On April 25, 2012, the EEOC issued an updated Enforcement Guidance on employer use of arrest and conviction records in employment decisions under Title VII of the Civil Rights Act of 1964, as amended (Title VII).
While Title VII does not prohibit an employer from requiring applicants or employees to provide information about arrests, convictions or incarceration, it is unlawful to discriminate in employment based on race, color, national origin, religion, or sex. The guidance builds on longstanding guidance documents that the EEOC issued over twenty years ago. The Commission originally issued three separate policy documents in February and July 1987 under Chair Clarence Thomas and in September 1990 under Chair Evan Kemp explaining when the use of arrest and conviction records in employment decisions may violate Title VII. The Commission also held public meetings on the subject in 2008 and 2011. The new Enforcement Guidance is predicated on, and supported by, federal court precedent concerning the application of Title VII to employers’ consideration of a job applicant or employee’s criminal history and incorporates judicial decisions issued since passage of the Civil Rights Act of 1991. The guidance also updates relevant data, consolidates previous EEOC policy statements on this issue into a single document and illustrates how Title VII applies to various scenarios that an employer might encounter when considering the arrest or conviction history of a current or prospective employee.
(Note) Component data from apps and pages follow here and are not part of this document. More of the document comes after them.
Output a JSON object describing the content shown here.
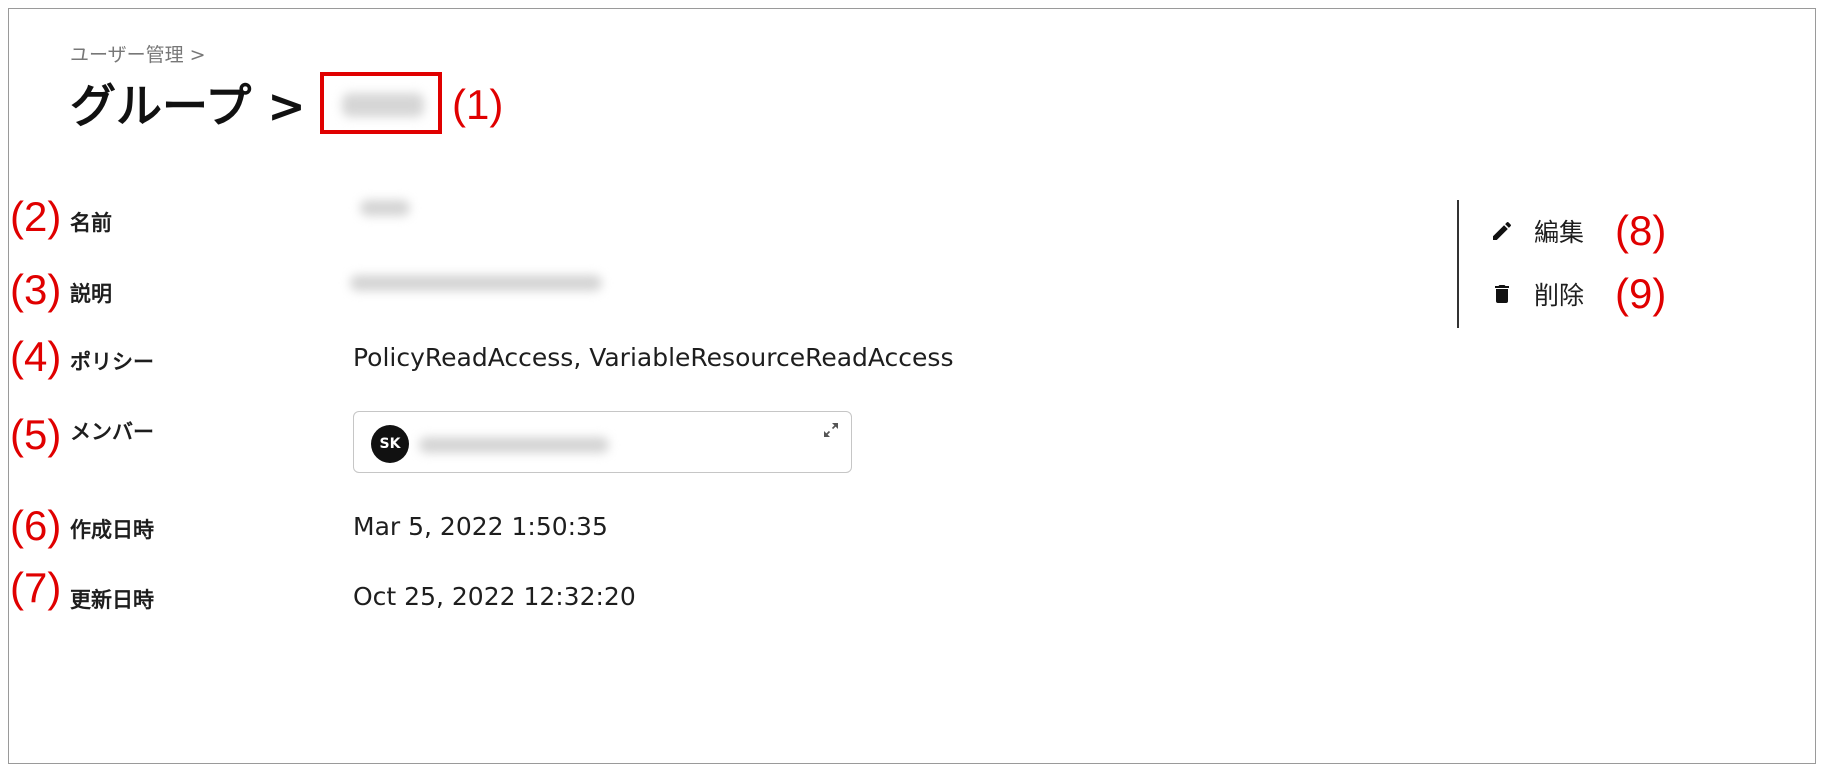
{
  "breadcrumb": "ユーザー管理 >",
  "title": {
    "prefix": "グループ >"
  },
  "annotations": {
    "a1": "(1)",
    "a2": "(2)",
    "a3": "(3)",
    "a4": "(4)",
    "a5": "(5)",
    "a6": "(6)",
    "a7": "(7)",
    "a8": "(8)",
    "a9": "(9)"
  },
  "fields": {
    "name_label": "名前",
    "description_label": "説明",
    "policy_label": "ポリシー",
    "policy_value": "PolicyReadAccess, VariableResourceReadAccess",
    "members_label": "メンバー",
    "member_initials": "SK",
    "created_label": "作成日時",
    "created_value": "Mar 5, 2022 1:50:35",
    "updated_label": "更新日時",
    "updated_value": "Oct 25, 2022 12:32:20"
  },
  "actions": {
    "edit_label": "編集",
    "delete_label": "削除"
  },
  "icons": {
    "edit": "pencil-icon",
    "delete": "trash-icon",
    "expand": "expand-icon"
  },
  "colors": {
    "annotation": "#e00000",
    "avatar_bg": "#111111"
  }
}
For more information, visit the
EEOC website »
To learn about recent EEOC & Legislative updates, visit
OPENonline News »
OPENonline provides background screening for many companies. OPENonline does not make hiring decisions for our clients or on their hiring policies.
If you were notified from a potential employer of adverse information in your background screening report, you may have received a copy of your report and the Summary of Your Rights under the FCRA. You may contact OPENonline to dispute the information in the report by visiting
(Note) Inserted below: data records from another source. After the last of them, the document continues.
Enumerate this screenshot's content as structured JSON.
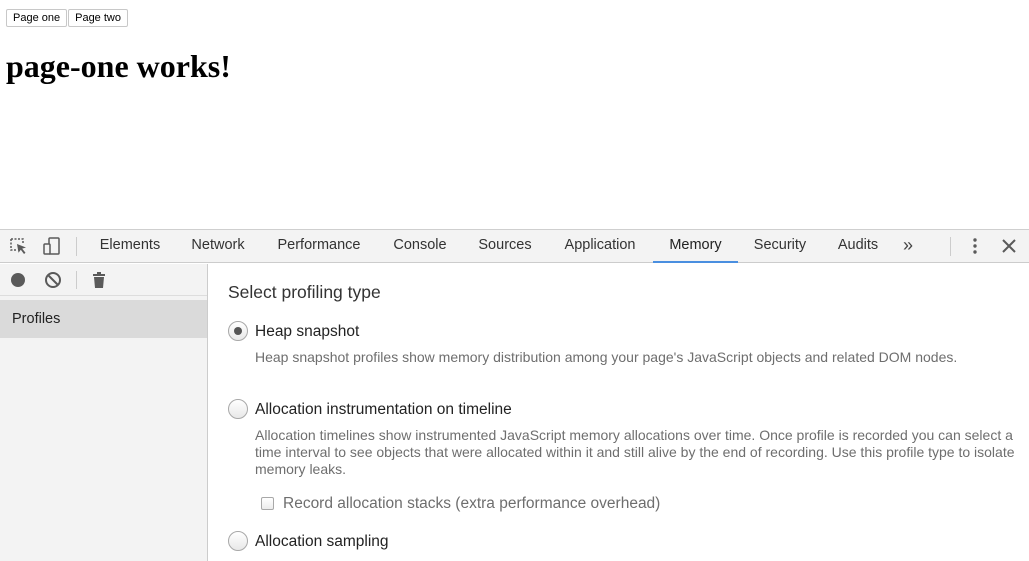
{
  "page": {
    "buttons": [
      "Page one",
      "Page two"
    ],
    "heading": "page-one works!"
  },
  "devtools": {
    "toolbar": {
      "inspect_icon": "inspect-element-icon",
      "device_icon": "device-toolbar-icon",
      "tabs": [
        {
          "label": "Elements",
          "active": false
        },
        {
          "label": "Network",
          "active": false
        },
        {
          "label": "Performance",
          "active": false
        },
        {
          "label": "Console",
          "active": false
        },
        {
          "label": "Sources",
          "active": false
        },
        {
          "label": "Application",
          "active": false
        },
        {
          "label": "Memory",
          "active": true
        },
        {
          "label": "Security",
          "active": false
        },
        {
          "label": "Audits",
          "active": false
        }
      ],
      "more_tabs": "»",
      "menu_icon": "kebab-menu-icon",
      "close_icon": "close-icon",
      "active_tab_color": "#4a8fe0"
    },
    "sidebar": {
      "tools": [
        "record-icon",
        "clear-icon",
        "trash-icon"
      ],
      "items": [
        {
          "label": "Profiles",
          "selected": true
        }
      ]
    },
    "content": {
      "title": "Select profiling type",
      "options": [
        {
          "label": "Heap snapshot",
          "checked": true,
          "description": "Heap snapshot profiles show memory distribution among your page's JavaScript objects and related DOM nodes."
        },
        {
          "label": "Allocation instrumentation on timeline",
          "checked": false,
          "description": "Allocation timelines show instrumented JavaScript memory allocations over time. Once profile is recorded you can select a time interval to see objects that were allocated within it and still alive by the end of recording. Use this profile type to isolate memory leaks.",
          "checkbox": {
            "label": "Record allocation stacks (extra performance overhead)",
            "checked": false
          }
        },
        {
          "label": "Allocation sampling",
          "checked": false
        }
      ]
    }
  }
}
. You may also request an additional free copy of the report within 60 days of the receipt of the letter by visiting
If you believe you are the victim of identity theft, applicable information published by the Federal Trade Commission can be found here:
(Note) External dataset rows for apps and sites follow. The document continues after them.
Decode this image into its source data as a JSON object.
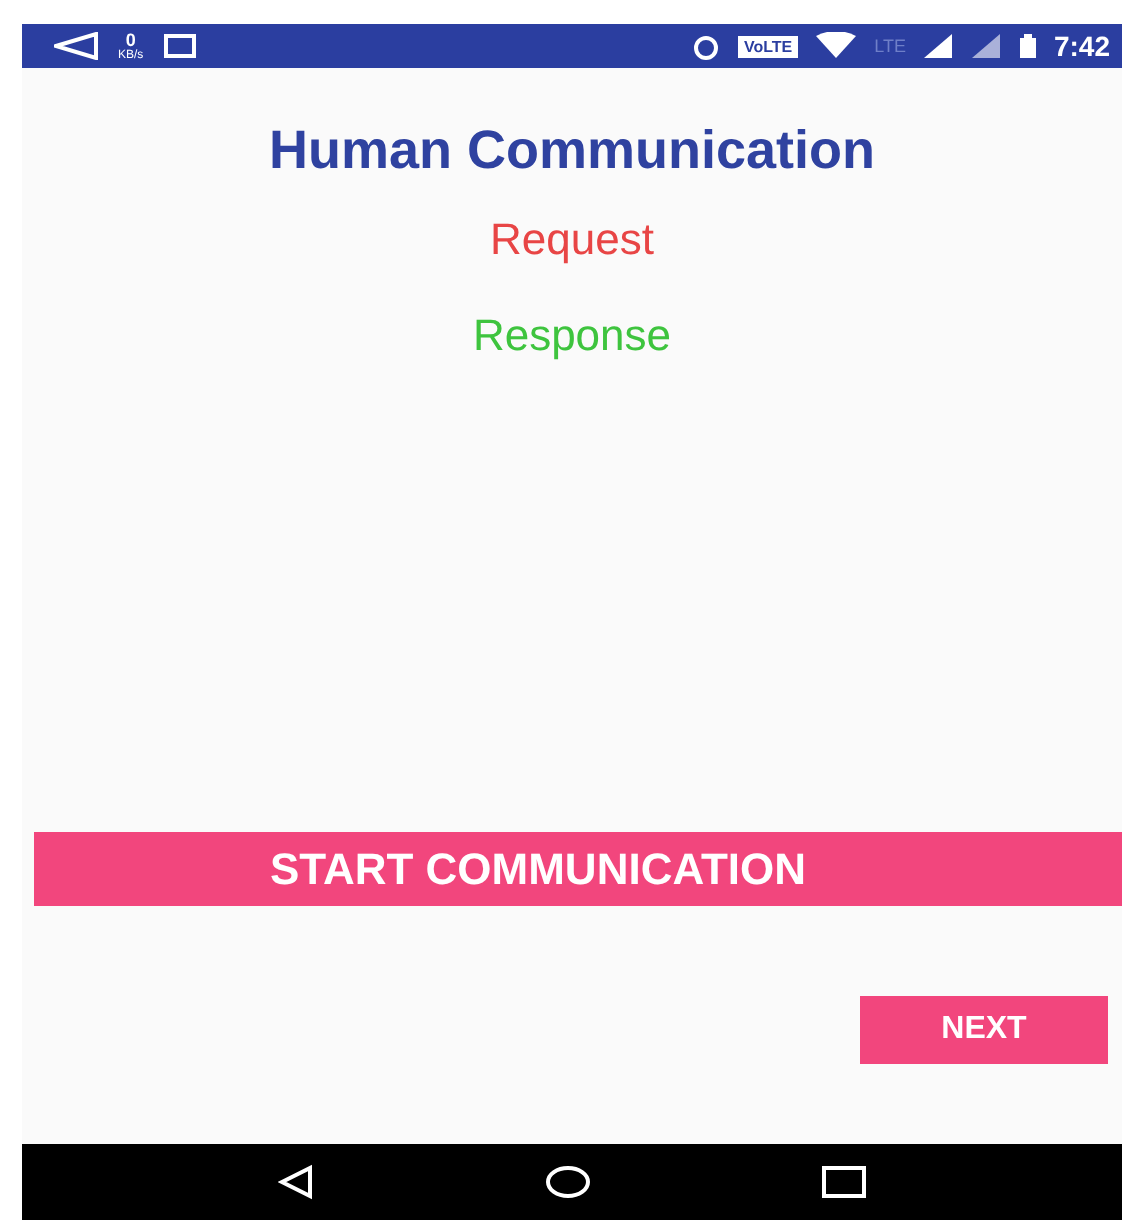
{
  "status_bar": {
    "speed_value": "0",
    "speed_unit": "KB/s",
    "badge": "VoLTE",
    "network": "LTE",
    "time": "7:42"
  },
  "title": "Human Communication",
  "request": "Request",
  "response": "Response",
  "start_button": "START COMMUNICATION",
  "next_button": "NEXT"
}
. Another resource from the Federal Trade Commission, "Remedying the Effects of Identity Theft", is found here:
Copy of your Credit Report
To obtain a
Free Copy of your Credit Report
from all three national credit bureaus (Experian, Equifax and Trans Union) please visit:
Annual Credit Report
PO Box 105281
Atlanta, GA 30348-5281
E-Verify Self Check
Self Check is a service of E-Verify. It is a free, Internet-based application that can be used by anyone in the U.S. over the age of 16 to confirm his or her employment eligibility. The service is available nationwide. After you enter a small amount of information, the Self Check service will check that information against various government databases to determine your work eligibility in the United States.
The questions below are also available on the
FAQ page »
What is a dispute?
A dispute is a claim that the information on the completed background check report is inaccurate or incomplete. The disputed item can pertain to criminal records or verification results.
How does a candidate report a dispute?
The candidate should contact OPENonline’s Compliance Department via
Consumer Inquiries Page
or by phone at 888.381.5656. The candidate can also complete the
Dispute Notification Form
. OPENonline complies with all state and federal statutes regarding reporting and re-investigation of disputed information.
How do I notify my potential employer that I am disputing the report?
OPENonline will notify the company that requested the background check that a dispute has been filed. Contacting them directly to inform them that you did file a dispute through us is also fine.
How does the dispute process work?
OPENonline will promptly investigate any disputed information at no charge. The reinvestigation may take up to 30 days depending on the nature, scope and source of information in dispute. When our investigation is complete, a written letter, copy of the updated report, if needed, and Summary of Rights will be sent both to you and OPENonline’s client that viewed the information.